Mac OS X's Classic environment. The application requires the Appearance Manager.
The Carbonized version launches directly under and works best on Mac OS X.
The Carbon version is missing several features provided by the Classic version, in
particular older style color cursor, pattern, and icon editing. The company is expecting
to have these working in a near-future update. Also, due to Carbon limitations, screen
copying under System 9 is not available.
The Classic version supports all these capabilities.
Resorcerer 2.4 has a suggested retail price of US $256, with quantity, reseller,
educational, and student discounts available from Mathemaesthetics. New copies can
be ordered directly from www.mathemaesthetics.com, or from other resellers, including
Developer Depot (www.devdepot.com). Distribution is by CD-ROM.
Upgrades from version 2.2 or all earlier versions can be ordered directly from Mathemaesthetics'
website (Visa or Mastercard), by faxed Purchase Order, or by mail/email/phone.
Upgrade prices for purchasers of earlier versions are:
(0) free to anyone who purchased after Jan. 1st, 2001 (four months ago);
(1) US $64 for anyone who purchased after Sept. 1st, 2000 (8 months ago);
(2) US $128 for all purchasers who bought prior to Sept. 1st, 2000.
Upgrades require a registration number. Shipping/handling not included.
About Mathemaesthetics, Inc.
Mathemaesthetics, Inc. is a leading tool provider for Apple Macintosh and Mac OS
developers and localizers. Founded in 1988, the company is a privately-held

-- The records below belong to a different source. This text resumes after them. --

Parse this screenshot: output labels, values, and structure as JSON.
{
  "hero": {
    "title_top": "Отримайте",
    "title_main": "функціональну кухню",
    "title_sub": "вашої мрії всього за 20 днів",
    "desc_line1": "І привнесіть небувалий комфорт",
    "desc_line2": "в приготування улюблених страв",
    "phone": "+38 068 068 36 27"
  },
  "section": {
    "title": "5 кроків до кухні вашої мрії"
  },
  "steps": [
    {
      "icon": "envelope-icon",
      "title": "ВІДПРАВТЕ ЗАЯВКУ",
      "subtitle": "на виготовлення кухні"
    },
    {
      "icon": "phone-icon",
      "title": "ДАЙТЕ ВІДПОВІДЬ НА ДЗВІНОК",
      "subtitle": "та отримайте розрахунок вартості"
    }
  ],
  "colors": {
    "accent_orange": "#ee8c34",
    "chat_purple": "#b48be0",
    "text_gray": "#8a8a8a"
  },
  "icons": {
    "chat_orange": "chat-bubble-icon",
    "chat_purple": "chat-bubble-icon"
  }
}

corporation based in Boulder, CO. Resorcerer, the company's flagship product, has
received numerous kudos from press and users, including a MacUser Eddy Award for
Best Mac Development Tool.
Email: resorcerer care of our domain name
Fax: 1-303-440-0504 (purchase orders only, please)
P.O. Box 298
Boulder, CO 80306-0298 USA